In recognition of gender inequities, more than 80 countries have applied a gender perspective to their budget process, initiatives referred to as gender-responsive budgeting (GRB). Research on GRB initiatives has focused on whether they reduce gender inequities. However, if it is to have a lasting effect, GRB must reform the budget process and become integral to government administrative routines. We examine the experiences of several countries with GRB initiatives and identify the key factors explaining implementation success or failure. We find that these factors are similar to those that explain the success of earlier budget reforms focused on efficiency and effectiveness. While the equity objective of GRB differentiates it from other budget reforms, these factors provide the context for understanding GRB initiatives. Although gender parity is just one dimension of social equity, the success of GRB initiatives shows that governments can use their budgets to meet social equity objectives.
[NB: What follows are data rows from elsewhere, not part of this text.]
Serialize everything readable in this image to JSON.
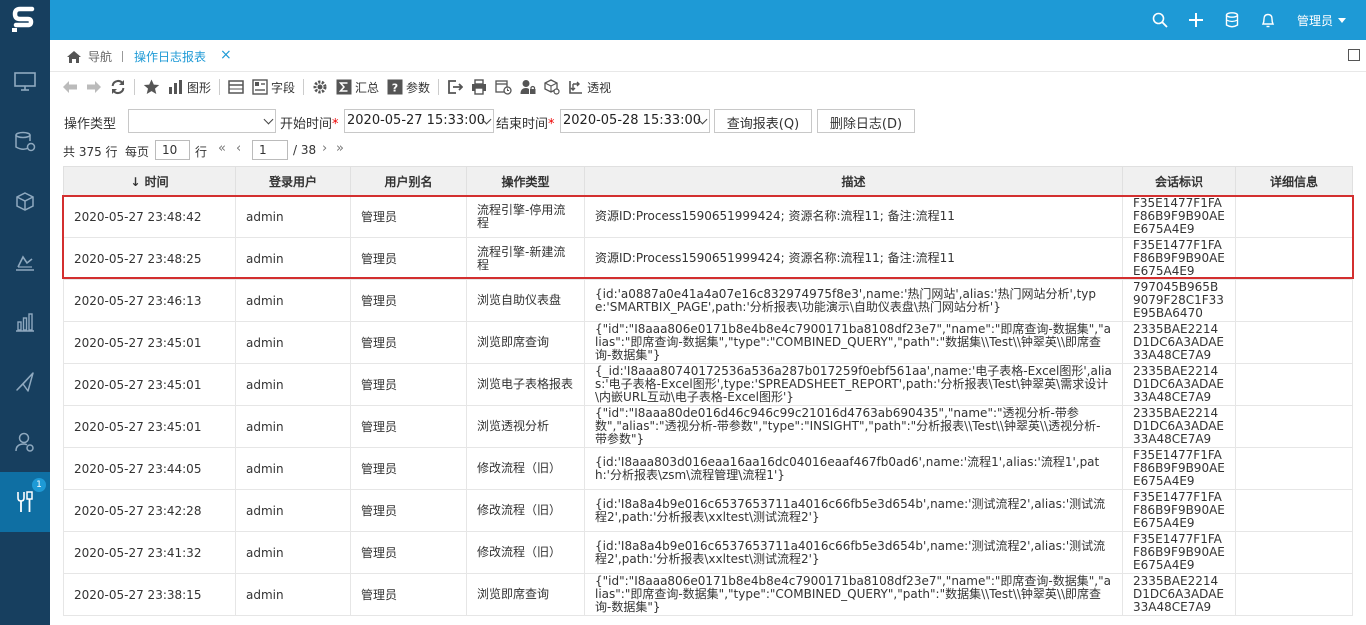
{
  "app": {
    "user_label": "管理员",
    "colors": {
      "topbar": "#1e9ad6",
      "sidebar": "#173f5f",
      "highlight": "#d32f2f"
    }
  },
  "top_icons": [
    "search-icon",
    "plus-icon",
    "database-icon",
    "bell-icon"
  ],
  "sidebar": {
    "items": [
      {
        "icon": "monitor-icon"
      },
      {
        "icon": "data-settings-icon"
      },
      {
        "icon": "cube-icon"
      },
      {
        "icon": "analysis-icon"
      },
      {
        "icon": "bar-chart-icon"
      },
      {
        "icon": "send-icon"
      },
      {
        "icon": "user-settings-icon"
      },
      {
        "icon": "tools-icon",
        "badge": "1",
        "active": true
      }
    ]
  },
  "tabs": {
    "home_label": "导航",
    "active_label": "操作日志报表",
    "close_glyph": "×"
  },
  "toolbar": {
    "chart_label": "图形",
    "field_label": "字段",
    "summary_label": "汇总",
    "param_label": "参数",
    "pivot_label": "透视"
  },
  "filters": {
    "op_type_label": "操作类型",
    "op_type_value": "",
    "start_label": "开始时间",
    "start_value": "2020-05-27 15:33:00",
    "end_label": "结束时间",
    "end_value": "2020-05-28 15:33:00",
    "required_mark": "*",
    "query_button": "查询报表(Q)",
    "delete_button": "删除日志(D)"
  },
  "pager": {
    "total_text": "共 375 行",
    "per_page_label": "每页",
    "per_page_value": "10",
    "rows_unit": "行",
    "current_page": "1",
    "total_pages_text": "/ 38",
    "first_glyph": "«",
    "prev_glyph": "‹",
    "next_glyph": "›",
    "last_glyph": "»"
  },
  "table": {
    "headers": [
      "↓ 时间",
      "登录用户",
      "用户别名",
      "操作类型",
      "描述",
      "会话标识",
      "详细信息"
    ],
    "rows": [
      {
        "time": "2020-05-27  23:48:42",
        "user": "admin",
        "alias": "管理员",
        "type": "流程引擎-停用流程",
        "desc": "资源ID:Process1590651999424; 资源名称:流程11; 备注:流程11",
        "session": "F35E1477F1FAF86B9F9B90AEE675A4E9",
        "detail": ""
      },
      {
        "time": "2020-05-27  23:48:25",
        "user": "admin",
        "alias": "管理员",
        "type": "流程引擎-新建流程",
        "desc": "资源ID:Process1590651999424; 资源名称:流程11; 备注:流程11",
        "session": "F35E1477F1FAF86B9F9B90AEE675A4E9",
        "detail": ""
      },
      {
        "time": "2020-05-27  23:46:13",
        "user": "admin",
        "alias": "管理员",
        "type": "浏览自助仪表盘",
        "desc": "{id:'a0887a0e41a4a07e16c832974975f8e3',name:'热门网站',alias:'热门网站分析',type:'SMARTBIX_PAGE',path:'分析报表\\功能演示\\自助仪表盘\\热门网站分析'}",
        "session": "797045B965B9079F28C1F33E95BA6470",
        "detail": ""
      },
      {
        "time": "2020-05-27  23:45:01",
        "user": "admin",
        "alias": "管理员",
        "type": "浏览即席查询",
        "desc": "{\"id\":\"I8aaa806e0171b8e4b8e4c7900171ba8108df23e7\",\"name\":\"即席查询-数据集\",\"alias\":\"即席查询-数据集\",\"type\":\"COMBINED_QUERY\",\"path\":\"数据集\\\\Test\\\\钟翠英\\\\即席查询-数据集\"}",
        "session": "2335BAE2214D1DC6A3ADAE33A48CE7A9",
        "detail": ""
      },
      {
        "time": "2020-05-27  23:45:01",
        "user": "admin",
        "alias": "管理员",
        "type": "浏览电子表格报表",
        "desc": "{_id:'I8aaa80740172536a536a287b017259f0ebf561aa',name:'电子表格-Excel图形',alias:'电子表格-Excel图形',type:'SPREADSHEET_REPORT',path:'分析报表\\Test\\钟翠英\\需求设计\\内嵌URL互动\\电子表格-Excel图形'}",
        "session": "2335BAE2214D1DC6A3ADAE33A48CE7A9",
        "detail": ""
      },
      {
        "time": "2020-05-27  23:45:01",
        "user": "admin",
        "alias": "管理员",
        "type": "浏览透视分析",
        "desc": "{\"id\":\"I8aaa80de016d46c946c99c21016d4763ab690435\",\"name\":\"透视分析-带参数\",\"alias\":\"透视分析-带参数\",\"type\":\"INSIGHT\",\"path\":\"分析报表\\\\Test\\\\钟翠英\\\\透视分析-带参数\"}",
        "session": "2335BAE2214D1DC6A3ADAE33A48CE7A9",
        "detail": ""
      },
      {
        "time": "2020-05-27  23:44:05",
        "user": "admin",
        "alias": "管理员",
        "type": "修改流程（旧）",
        "desc": "{id:'I8aaa803d016eaa16aa16dc04016eaaf467fb0ad6',name:'流程1',alias:'流程1',path:'分析报表\\zsm\\流程管理\\流程1'}",
        "session": "F35E1477F1FAF86B9F9B90AEE675A4E9",
        "detail": ""
      },
      {
        "time": "2020-05-27  23:42:28",
        "user": "admin",
        "alias": "管理员",
        "type": "修改流程（旧）",
        "desc": "{id:'I8a8a4b9e016c6537653711a4016c66fb5e3d654b',name:'测试流程2',alias:'测试流程2',path:'分析报表\\xxltest\\测试流程2'}",
        "session": "F35E1477F1FAF86B9F9B90AEE675A4E9",
        "detail": ""
      },
      {
        "time": "2020-05-27  23:41:32",
        "user": "admin",
        "alias": "管理员",
        "type": "修改流程（旧）",
        "desc": "{id:'I8a8a4b9e016c6537653711a4016c66fb5e3d654b',name:'测试流程2',alias:'测试流程2',path:'分析报表\\xxltest\\测试流程2'}",
        "session": "F35E1477F1FAF86B9F9B90AEE675A4E9",
        "detail": ""
      },
      {
        "time": "2020-05-27  23:38:15",
        "user": "admin",
        "alias": "管理员",
        "type": "浏览即席查询",
        "desc": "{\"id\":\"I8aaa806e0171b8e4b8e4c7900171ba8108df23e7\",\"name\":\"即席查询-数据集\",\"alias\":\"即席查询-数据集\",\"type\":\"COMBINED_QUERY\",\"path\":\"数据集\\\\Test\\\\钟翠英\\\\即席查询-数据集\"}",
        "session": "2335BAE2214D1DC6A3ADAE33A48CE7A9",
        "detail": ""
      }
    ]
  }
}
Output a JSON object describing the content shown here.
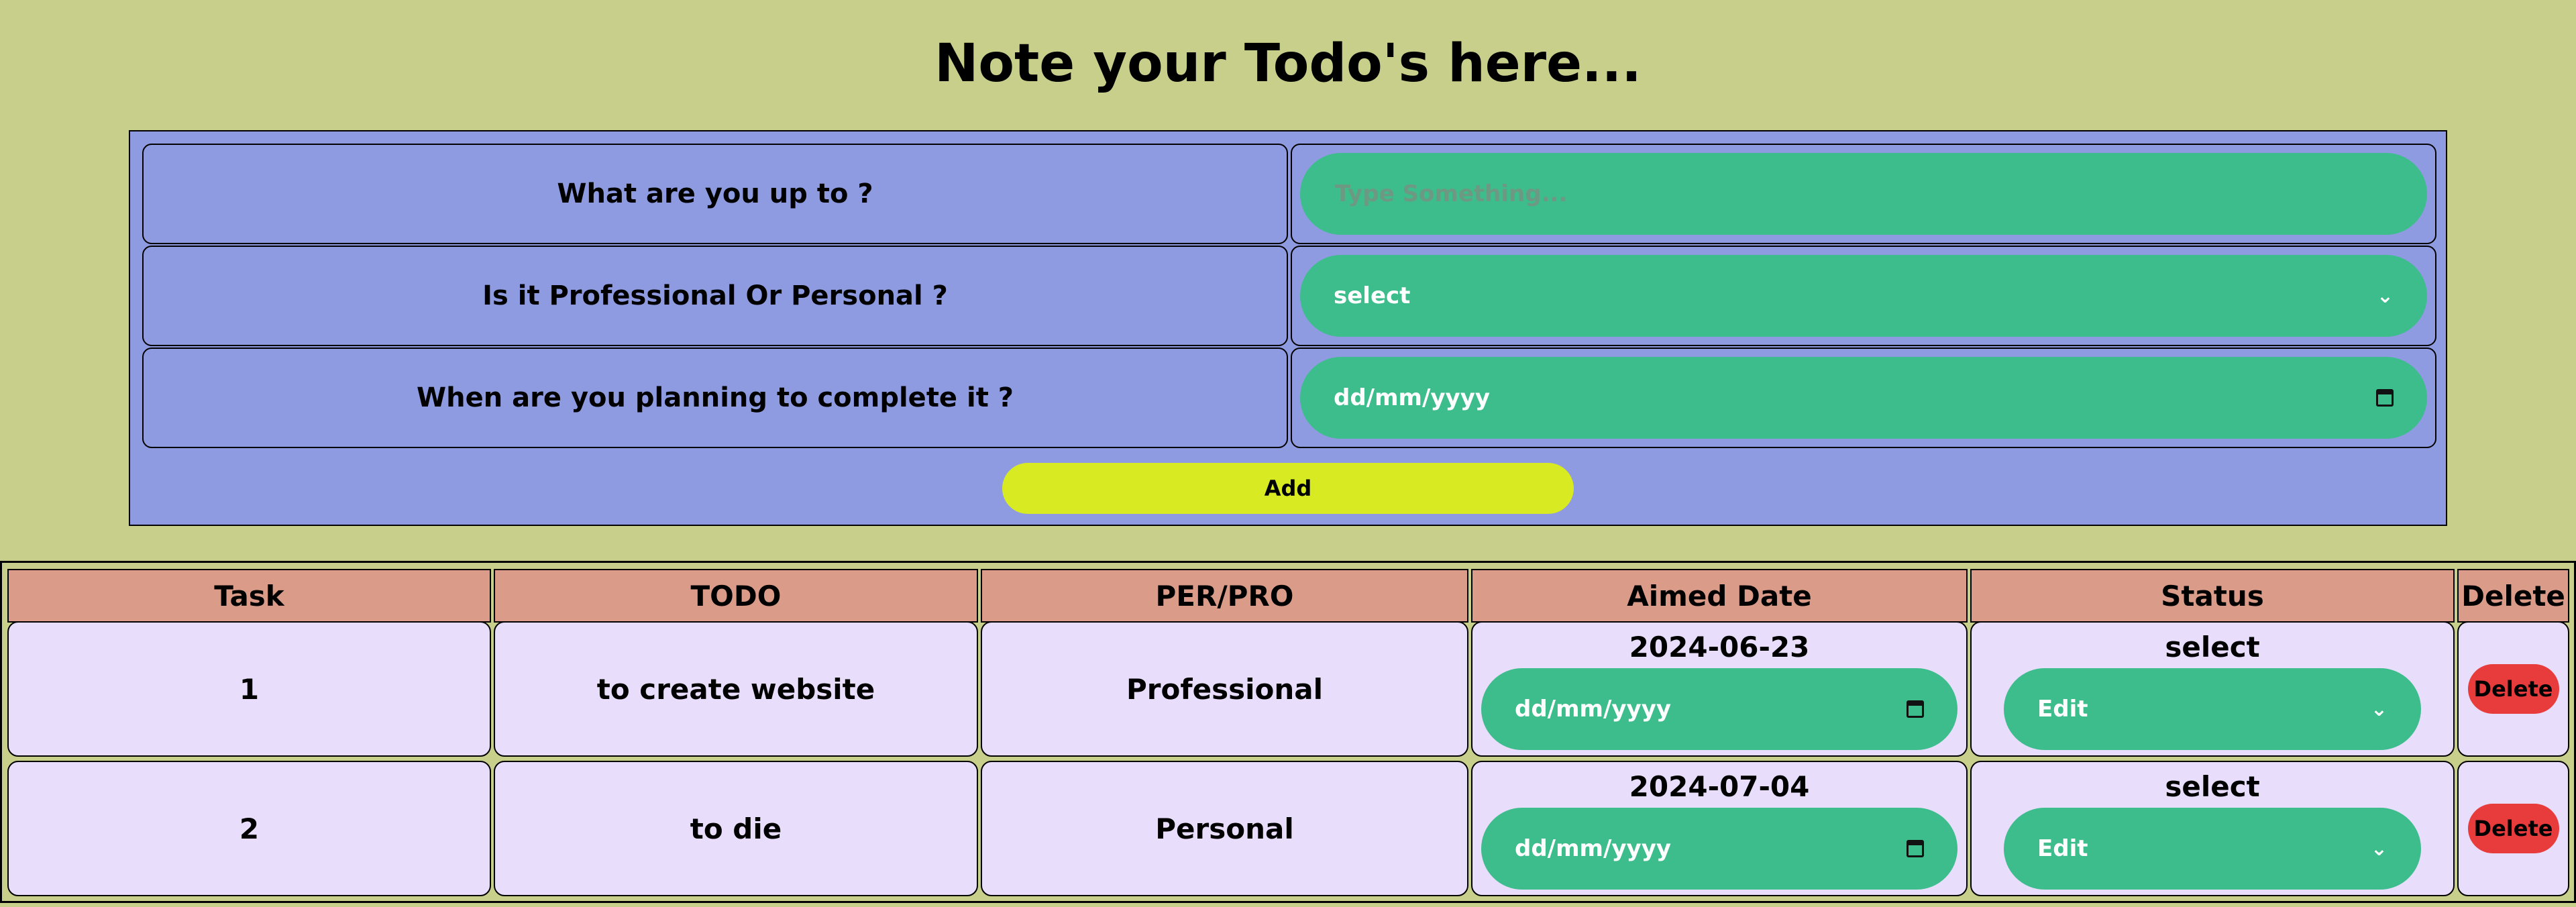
{
  "title": "Note your Todo's here...",
  "form": {
    "task_label": "What are you up to ?",
    "task_placeholder": "Type Something...",
    "type_label": "Is it Professional Or Personal ?",
    "type_value": "select",
    "date_label": "When are you planning to complete it ?",
    "date_placeholder": "dd/mm/yyyy",
    "add_label": "Add"
  },
  "table": {
    "headers": [
      "Task",
      "TODO",
      "PER/PRO",
      "Aimed Date",
      "Status",
      "Delete"
    ],
    "rows": [
      {
        "task": "1",
        "todo": "to create website",
        "type": "Professional",
        "aimed_date": "2024-06-23",
        "date_input": "dd/mm/yyyy",
        "status": "select",
        "status_select": "Edit",
        "delete": "Delete"
      },
      {
        "task": "2",
        "todo": "to die",
        "type": "Personal",
        "aimed_date": "2024-07-04",
        "date_input": "dd/mm/yyyy",
        "status": "select",
        "status_select": "Edit",
        "delete": "Delete"
      }
    ]
  },
  "icons": {
    "dropdown": "chevron-down-icon",
    "date": "calendar-icon"
  },
  "colors": {
    "background": "#c8cf8a",
    "form_panel": "#8e9be0",
    "input_pill": "#3dbc8c",
    "add_button": "#d8ea22",
    "table_header": "#db9b89",
    "table_cell": "#e8ddfa",
    "delete_button": "#e83b3b"
  }
}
ASJC Scopus subject areas
- Sociology and Political Science
- Public Administration